• [WHAT IS BEING ASKED]:
Go over the data and copy out each line with "description" in it.

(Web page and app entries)
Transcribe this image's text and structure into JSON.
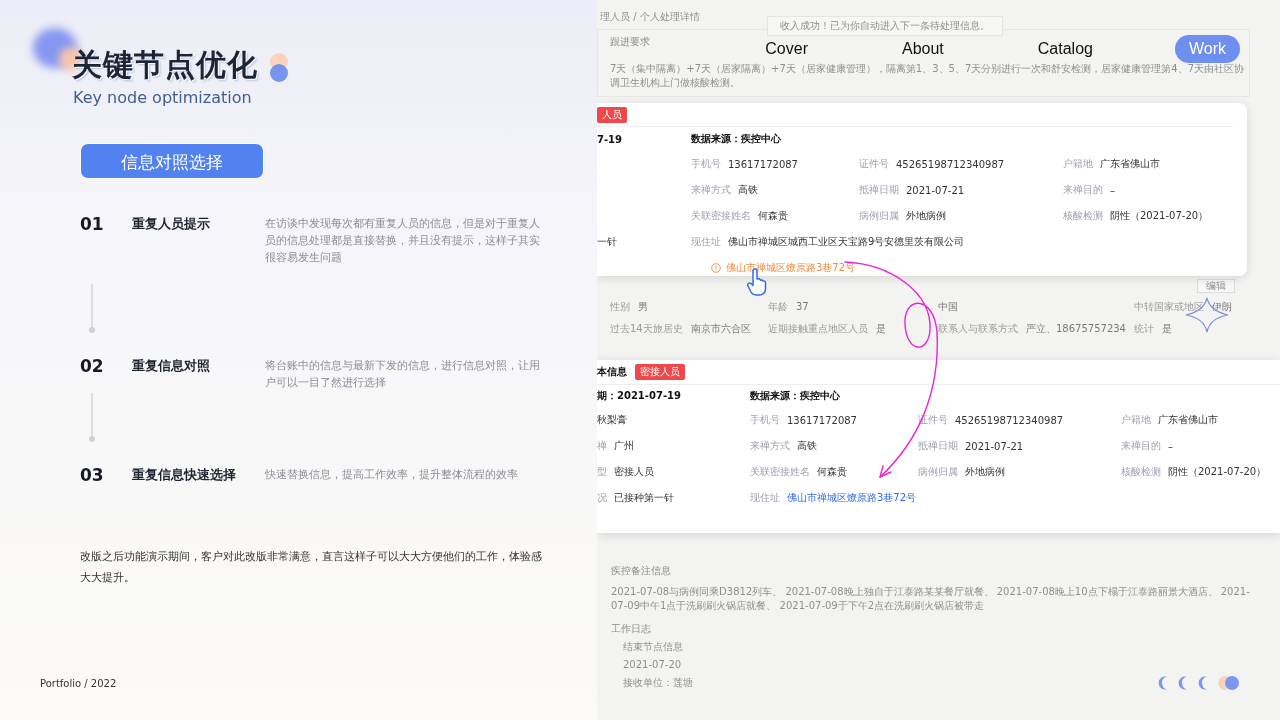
{
  "nav": [
    {
      "label": "Cover",
      "selected": false
    },
    {
      "label": "About",
      "selected": false
    },
    {
      "label": "Catalog",
      "selected": false
    },
    {
      "label": "Work",
      "selected": true
    }
  ],
  "slide": {
    "title": "关键节点优化",
    "subtitle": "Key node optimization",
    "section_button": "信息对照选择",
    "steps": [
      {
        "number": "01",
        "title": "重复人员提示",
        "description": "在访谈中发现每次都有重复人员的信息，但是对于重复人员的信息处理都是直接替换，并且没有提示，这样子其实很容易发生问题"
      },
      {
        "number": "02",
        "title": "重复信息对照",
        "description": "将台账中的信息与最新下发的信息，进行信息对照，让用户可以一目了然进行选择"
      },
      {
        "number": "03",
        "title": "重复信息快速选择",
        "description": "快速替换信息，提高工作效率，提升整体流程的效率"
      }
    ],
    "conclusion": "改版之后功能演示期间，客户对此改版非常满意，直言这样子可以大大方便他们的工作，体验感大大提升。",
    "footer": "Portfolio / 2022"
  },
  "background_screen": {
    "breadcrumb": "理人员 / 个人处理详情",
    "toast": "收入成功！已为你自动进入下一条待处理信息。",
    "follow_up_title": "跟进要求",
    "follow_up_text": "7天（集中隔离）+7天（居家隔离）+7天（居家健康管理），隔离第1、3、5、7天分别进行一次和舒安检测，居家健康管理第4、7天由社区协调卫生机构上门做核酸检测。",
    "edit_button": "编辑",
    "info_rows": [
      [
        {
          "label": "性别",
          "value": "男"
        },
        {
          "label": "年龄",
          "value": "37"
        },
        {
          "value": "中国"
        },
        {
          "label": "中转国家或地区",
          "value": "伊朗"
        }
      ],
      [
        {
          "label": "过去14天旅居史",
          "value": "南京市六合区"
        },
        {
          "label": "近期接触重点地区人员",
          "value": "是"
        },
        {
          "label": "联系人与联系方式",
          "value": "严立、18675757234"
        },
        {
          "label": "统计",
          "value": "是"
        }
      ]
    ],
    "notes_title": "疾控备注信息",
    "notes_text": "2021-07-08与病例同乘D3812列车、 2021-07-08晚上独自于江泰路某某餐厅就餐、 2021-07-08晚上10点下榻于江泰路丽景大酒店、 2021-07-09中午1点于洗刷刷火锅店就餐、 2021-07-09于下午2点在洗刷刷火锅店被带走",
    "log_title": "工作日志",
    "log_items": [
      "结束节点信息",
      "2021-07-20",
      "接收单位：莲塘"
    ]
  },
  "card_before": {
    "tag": "人员",
    "header_left": "7-19",
    "header_source": "数据来源：疾控中心",
    "rows": [
      {
        "fields": [
          {
            "label": "手机号",
            "value": "13617172087"
          },
          {
            "label": "证件号",
            "value": "45265198712340987"
          },
          {
            "label": "户籍地",
            "value": "广东省佛山市"
          }
        ]
      },
      {
        "fields": [
          {
            "label": "来禅方式",
            "value": "高铁"
          },
          {
            "label": "抵禅日期",
            "value": "2021-07-21"
          },
          {
            "label": "来禅目的",
            "value": "–"
          }
        ]
      },
      {
        "fields": [
          {
            "label": "关联密接姓名",
            "value": "何森贵"
          },
          {
            "label": "病例归属",
            "value": "外地病例"
          },
          {
            "label": "核酸检测",
            "value": "阴性（2021-07-20）"
          }
        ]
      }
    ],
    "address": {
      "left": {
        "value": "一针"
      },
      "label": "现住址",
      "value": "佛山市禅城区城西工业区天宝路9号安德里茨有限公司",
      "highlighted": false
    },
    "suggestion": "佛山市禅城区燎原路3巷72号"
  },
  "card_after": {
    "title": "本信息",
    "tag": "密接人员",
    "header_left": "期：2021-07-19",
    "header_source": "数据来源：疾控中心",
    "rows": [
      {
        "left": {
          "value": "秋梨膏"
        },
        "fields": [
          {
            "label": "手机号",
            "value": "13617172087"
          },
          {
            "label": "证件号",
            "value": "45265198712340987"
          },
          {
            "label": "户籍地",
            "value": "广东省佛山市"
          }
        ]
      },
      {
        "left": {
          "label": "禅",
          "value": "广州"
        },
        "fields": [
          {
            "label": "来禅方式",
            "value": "高铁"
          },
          {
            "label": "抵禅日期",
            "value": "2021-07-21"
          },
          {
            "label": "来禅目的",
            "value": "–"
          }
        ]
      },
      {
        "left": {
          "label": "型",
          "value": "密接人员"
        },
        "fields": [
          {
            "label": "关联密接姓名",
            "value": "何森贵"
          },
          {
            "label": "病例归属",
            "value": "外地病例"
          },
          {
            "label": "核酸检测",
            "value": "阴性（2021-07-20）"
          }
        ]
      }
    ],
    "address": {
      "left": {
        "label": "况",
        "value": "已接种第一针"
      },
      "label": "现住址",
      "value": "佛山市禅城区燎原路3巷72号",
      "highlighted": true
    }
  }
}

• [ANSWER TO THE EXERCISE]:
        "description": "在访谈中发现每次都有重复人员的信息，但是对于重复人员的信息处理都是直接替换，并且没有提示，这样子其实很容易发生问题"
        "description": "将台账中的信息与最新下发的信息，进行信息对照，让用户可以一目了然进行选择"
        "description": "快速替换信息，提高工作效率，提升整体流程的效率"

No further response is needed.